The baptism site of Jesus, where John the Baptist lived and where Jesus is believed to have been baptised, is another point of interest. Called the Bethany Beyond The Jordan, it was excavated as recently as 1996. Before the peace treaty between Jordan and Israel was signed in 1994, it was a minefield. So far, more than 20 churches, caves and baptismal pools dating the Roman and Byzantine periods have been discovered.

Just like you cannot leave the country without experiencing a dip in the Dead Sea, similarly it would be a real pity if you miss the ruins of Petra, the 2000-year-old city carved from sandstone cliffs. Summer can become stifling at the ruins. So sunrise would be a good time and if that is not possible it would be best to arrive at 3pm to miss the worst of the midday glare and stick around until sunset. I would not recommend a night tour, since you cannot really appreciate the natural beauty of the rock formations, but if a visit in the day is not possible, then that is the next best option.
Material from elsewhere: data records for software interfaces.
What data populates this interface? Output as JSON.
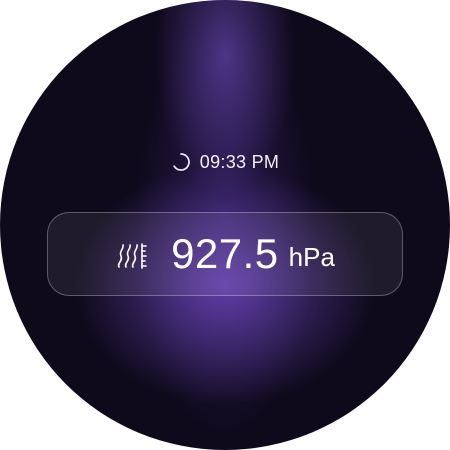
{
  "status": {
    "time": "09:33 PM",
    "loading_icon": "spinner-icon"
  },
  "reading": {
    "icon": "pressure-icon",
    "value": "927.5",
    "unit": "hPa"
  },
  "colors": {
    "background": "#0e0a1c",
    "accent": "#7e54d6",
    "text": "#ffffff"
  }
}
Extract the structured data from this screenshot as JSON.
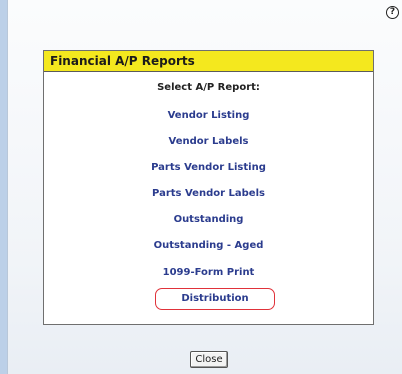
{
  "help_icon": {
    "glyph": "?"
  },
  "panel": {
    "title": "Financial A/P Reports",
    "subtitle": "Select A/P Report:",
    "items": [
      {
        "label": "Vendor Listing"
      },
      {
        "label": "Vendor Labels"
      },
      {
        "label": "Parts Vendor Listing"
      },
      {
        "label": "Parts Vendor Labels"
      },
      {
        "label": "Outstanding"
      },
      {
        "label": "Outstanding - Aged"
      },
      {
        "label": "1099-Form Print"
      },
      {
        "label": "Distribution"
      }
    ]
  },
  "footer": {
    "close_label": "Close"
  },
  "colors": {
    "header_bg": "#f4e81e",
    "link": "#2b3c8e",
    "highlight_border": "#e0323a"
  }
}
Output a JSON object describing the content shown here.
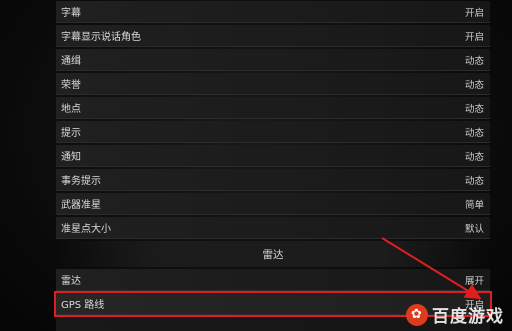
{
  "rows_top": [
    {
      "label": "字幕",
      "value": "开启"
    },
    {
      "label": "字幕显示说话角色",
      "value": "开启"
    },
    {
      "label": "通缉",
      "value": "动态"
    },
    {
      "label": "荣誉",
      "value": "动态"
    },
    {
      "label": "地点",
      "value": "动态"
    },
    {
      "label": "提示",
      "value": "动态"
    },
    {
      "label": "通知",
      "value": "动态"
    },
    {
      "label": "事务提示",
      "value": "动态"
    },
    {
      "label": "武器准星",
      "value": "简单"
    },
    {
      "label": "准星点大小",
      "value": "默认"
    }
  ],
  "section": {
    "title": "雷达"
  },
  "rows_radar": [
    {
      "label": "雷达",
      "value": "展开"
    },
    {
      "label": "GPS 路线",
      "value": "开启"
    }
  ],
  "annotation": {
    "color": "#e01e1e"
  },
  "watermark": {
    "text": "百度游戏"
  }
}
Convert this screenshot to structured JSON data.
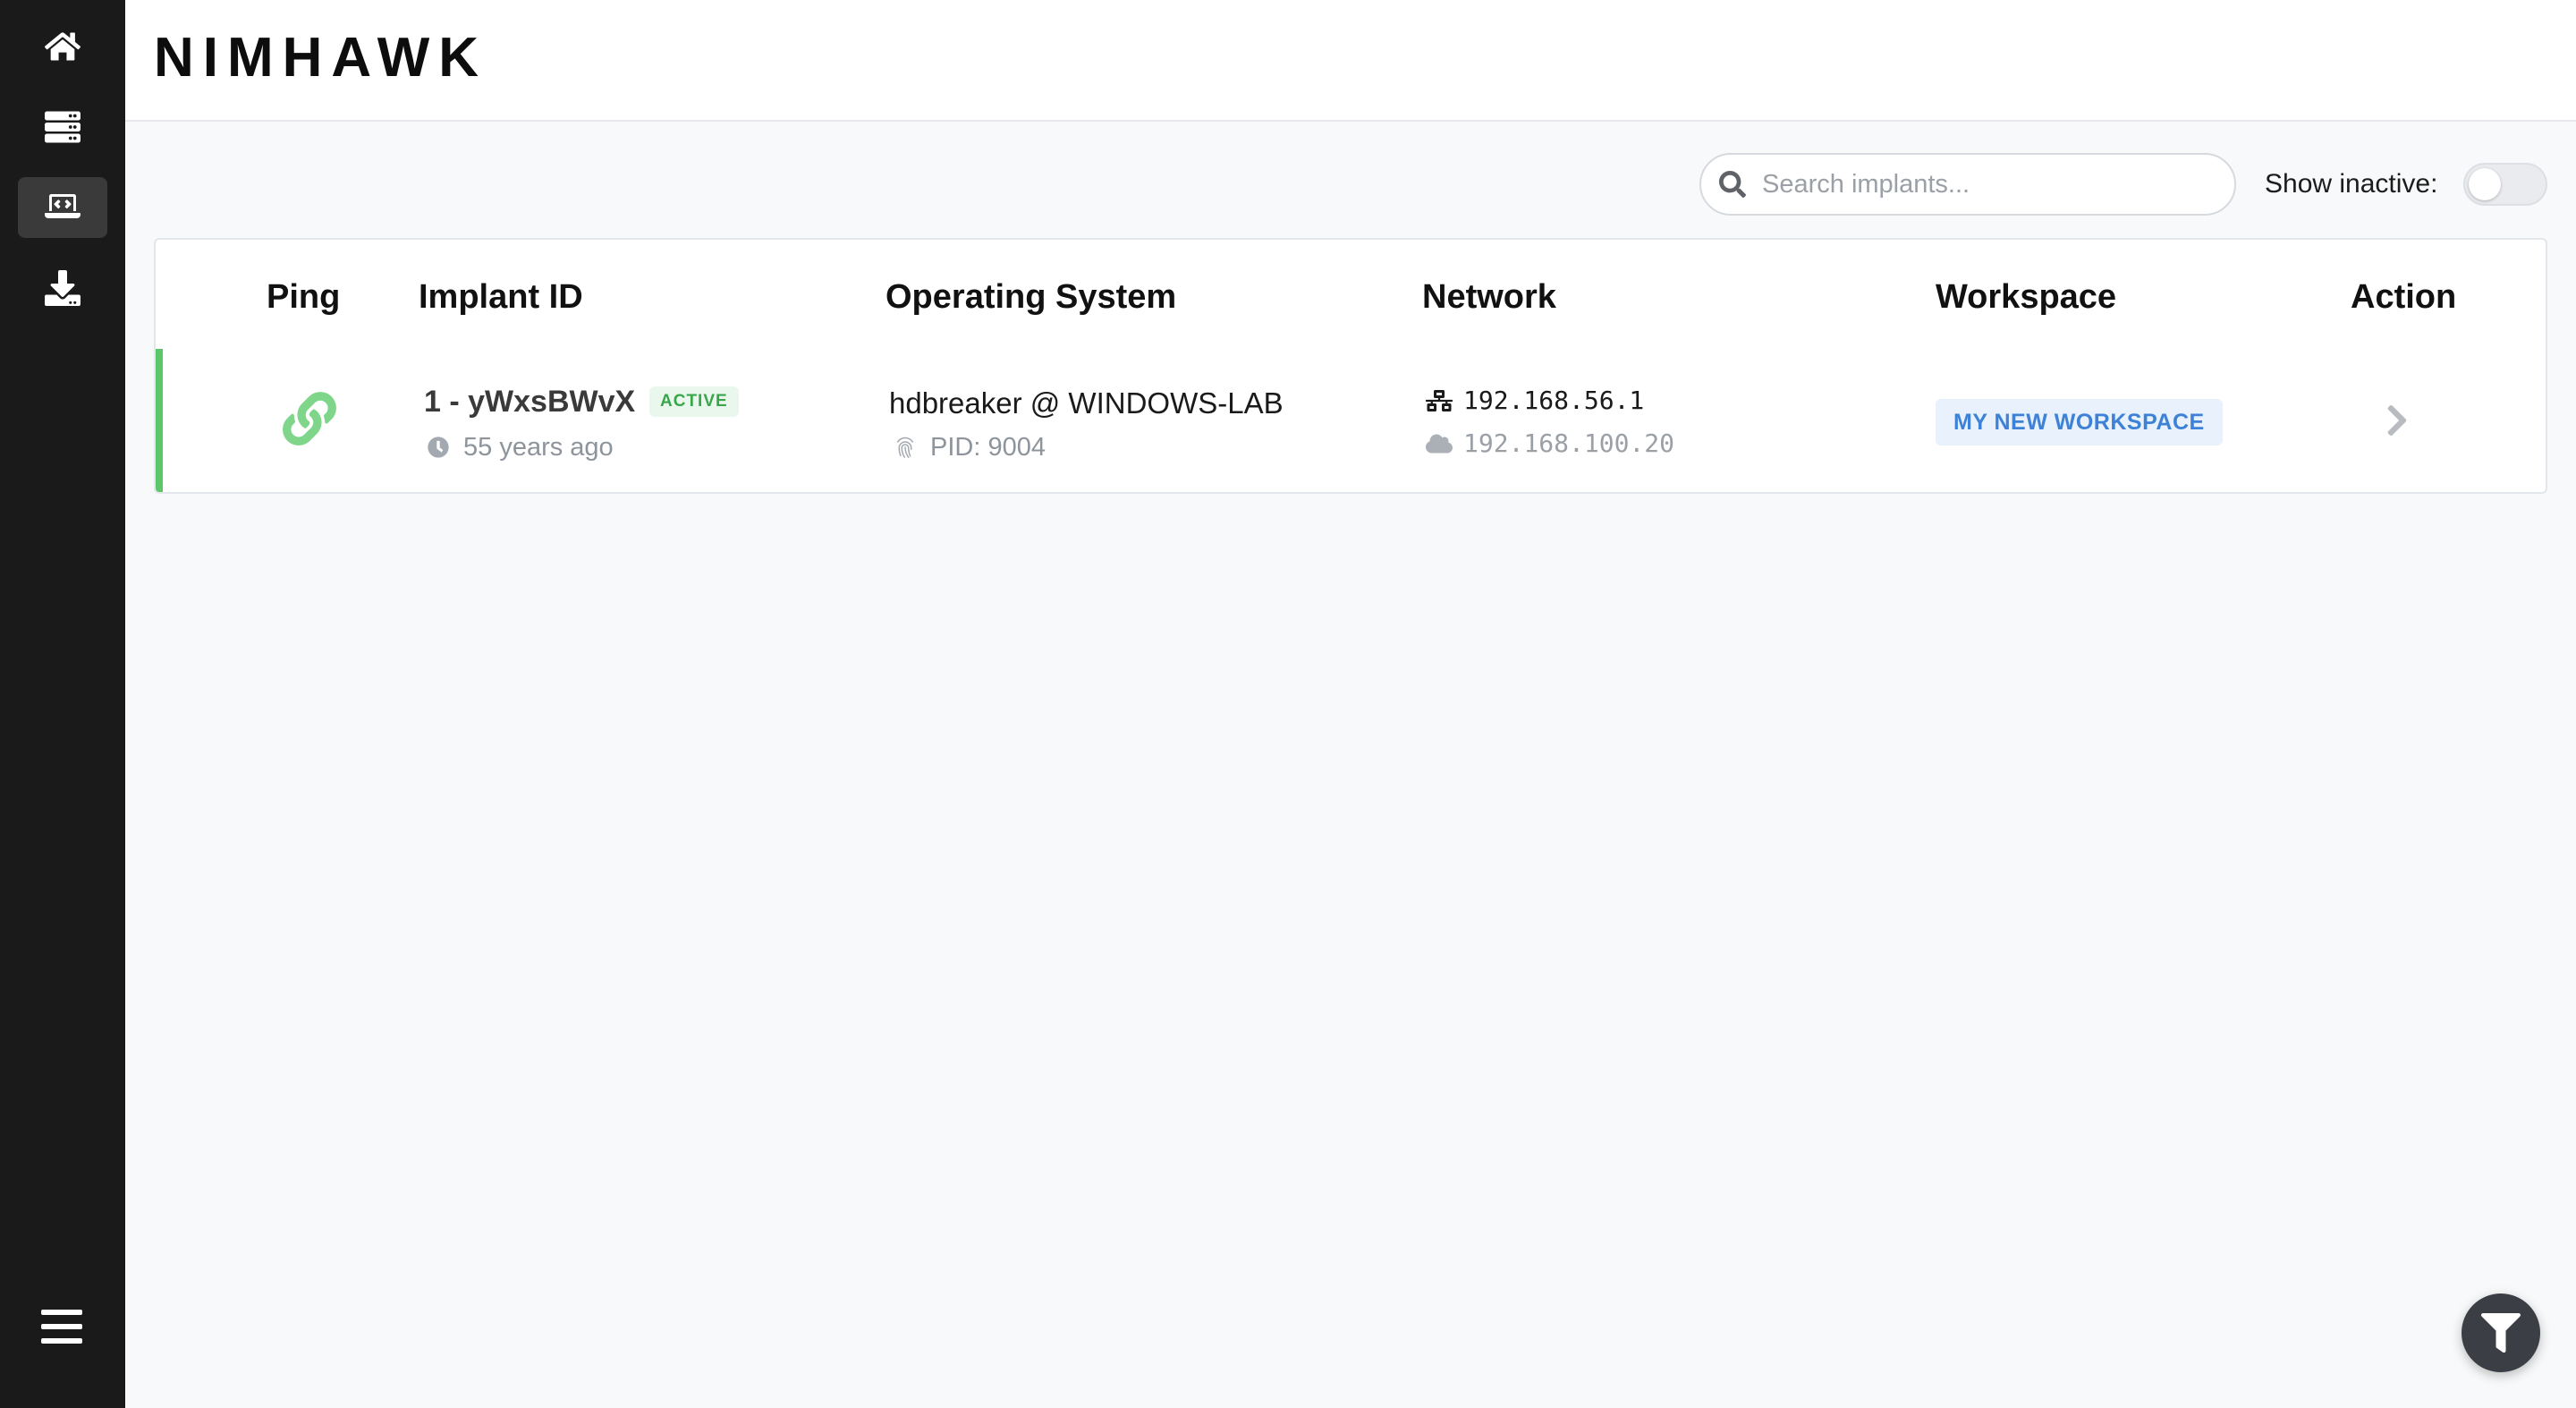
{
  "app": {
    "brand": "NIMHAWK"
  },
  "sidebar": {
    "items": [
      {
        "icon": "home-icon",
        "active": false
      },
      {
        "icon": "server-icon",
        "active": false
      },
      {
        "icon": "laptop-code-icon",
        "active": true
      },
      {
        "icon": "download-icon",
        "active": false
      }
    ],
    "menu_icon": "hamburger-menu-icon"
  },
  "toolbar": {
    "search_placeholder": "Search implants...",
    "search_value": "",
    "show_inactive_label": "Show inactive:",
    "show_inactive": false
  },
  "table": {
    "headers": {
      "ping": "Ping",
      "implant_id": "Implant ID",
      "os": "Operating System",
      "network": "Network",
      "workspace": "Workspace",
      "action": "Action"
    },
    "rows": [
      {
        "ping_icon": "link-icon",
        "implant_id": "1 - yWxsBWvX",
        "status": "ACTIVE",
        "last_seen": "55 years ago",
        "os_user": "hdbreaker @ WINDOWS-LAB",
        "pid": "PID: 9004",
        "internal_ip": "192.168.56.1",
        "external_ip": "192.168.100.20",
        "workspace": "MY NEW WORKSPACE",
        "status_color": "#5cc76a"
      }
    ]
  },
  "colors": {
    "sidebar_bg": "#1a1a1a",
    "active_green": "#5cc76a",
    "workspace_blue": "#3d82d6"
  },
  "fab": {
    "icon": "filter-icon"
  }
}
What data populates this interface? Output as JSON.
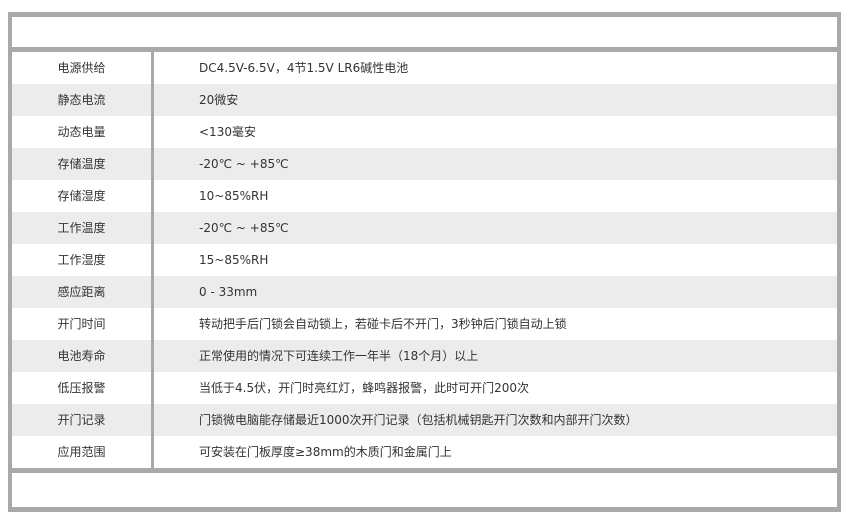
{
  "specs": [
    {
      "label": "电源供给",
      "value": "DC4.5V-6.5V，4节1.5V LR6碱性电池"
    },
    {
      "label": "静态电流",
      "value": "20微安"
    },
    {
      "label": "动态电量",
      "value": "<130毫安"
    },
    {
      "label": "存储温度",
      "value": "-20℃ ~ +85℃"
    },
    {
      "label": "存储湿度",
      "value": "10~85%RH"
    },
    {
      "label": "工作温度",
      "value": "-20℃ ~ +85℃"
    },
    {
      "label": "工作湿度",
      "value": "15~85%RH"
    },
    {
      "label": "感应距离",
      "value": "0 - 33mm"
    },
    {
      "label": "开门时间",
      "value": "转动把手后门锁会自动锁上，若碰卡后不开门，3秒钟后门锁自动上锁"
    },
    {
      "label": "电池寿命",
      "value": "正常使用的情况下可连续工作一年半（18个月）以上"
    },
    {
      "label": "低压报警",
      "value": "当低于4.5伏，开门时亮红灯，蜂鸣器报警，此时可开门200次"
    },
    {
      "label": "开门记录",
      "value": "门锁微电脑能存储最近1000次开门记录（包括机械钥匙开门次数和内部开门次数）"
    },
    {
      "label": "应用范围",
      "value": "可安装在门板厚度≥38mm的木质门和金属门上"
    }
  ]
}
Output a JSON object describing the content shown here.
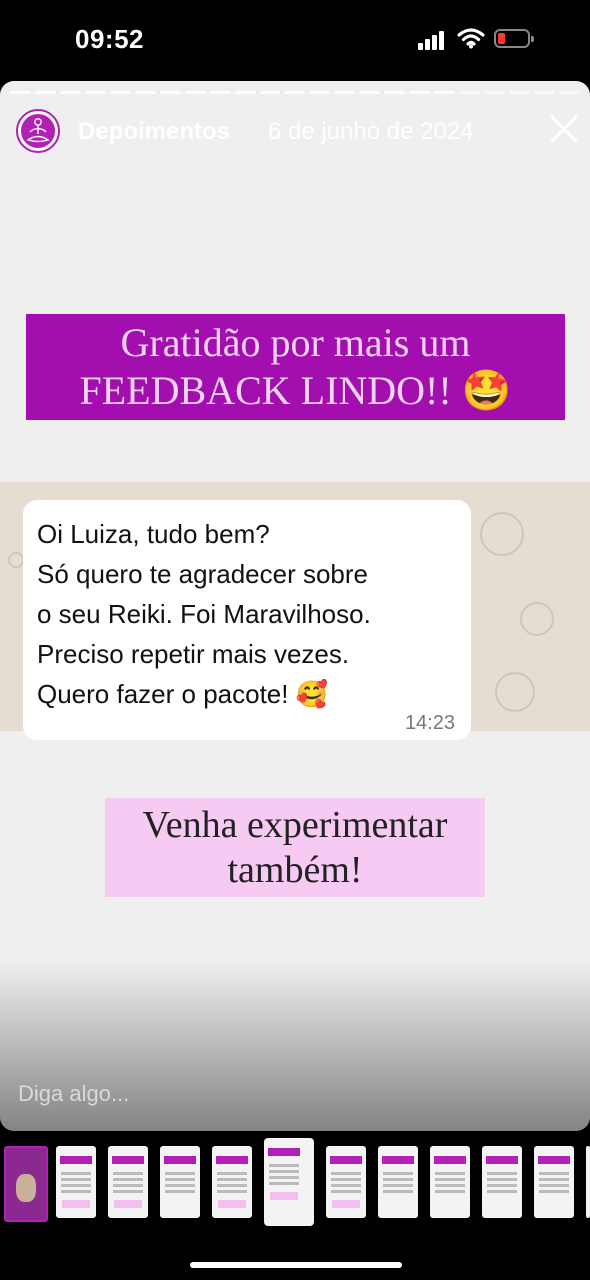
{
  "status": {
    "time": "09:52"
  },
  "story": {
    "username": "Depoimentos",
    "date": "6 de junho de 2024",
    "banner_top": "Gratidão por mais um\nFEEDBACK LINDO!! 🤩",
    "message": "Oi Luiza, tudo bem?\nSó quero te agradecer sobre\no seu Reiki. Foi Maravilhoso.\nPreciso repetir mais vezes.\nQuero fazer o pacote! 🥰",
    "message_time": "14:23",
    "banner_bottom": "Venha experimentar\ntambém!",
    "reply_placeholder": "Diga algo..."
  },
  "icons": {
    "avatar": "meditation-figure-icon",
    "close": "close-icon",
    "signal": "cellular-signal-icon",
    "wifi": "wifi-icon",
    "battery": "battery-low-icon"
  },
  "colors": {
    "brand_purple": "#a30fae",
    "brand_pink": "#f7caf4",
    "chat_bg": "#e6ddd2",
    "battery_low": "#ff3b30"
  },
  "thumbnails_count": 12,
  "active_thumbnail_index": 5
}
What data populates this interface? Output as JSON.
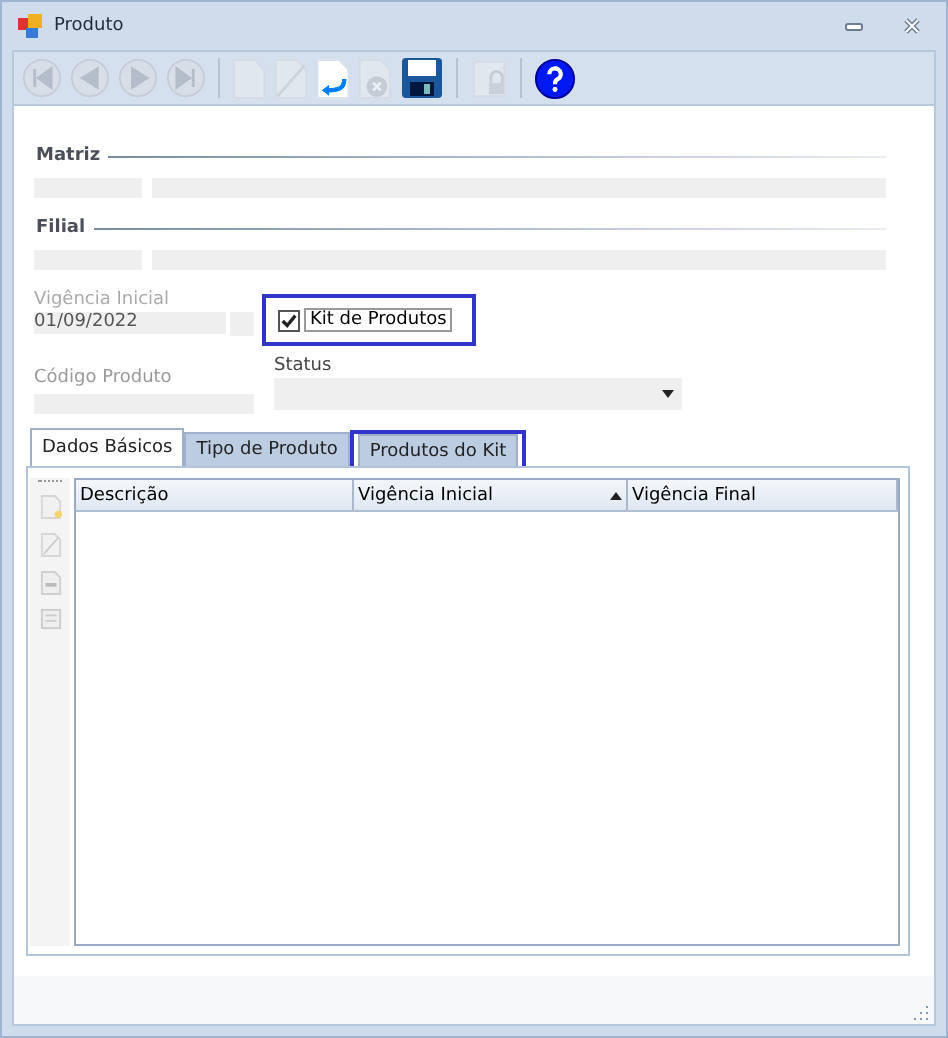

You are led through a narrow gorge by thousands of candlelights up to the iconic entrance of the ancient city where you witness a light and sound show.

Looking up to the Treasury, you cannot but wonder its fate if ISIS ever decided to pay these ruins a visit, given their forays in Baghdad, Aleppo, Nimrud or Palmyra.

Worth every grain of salt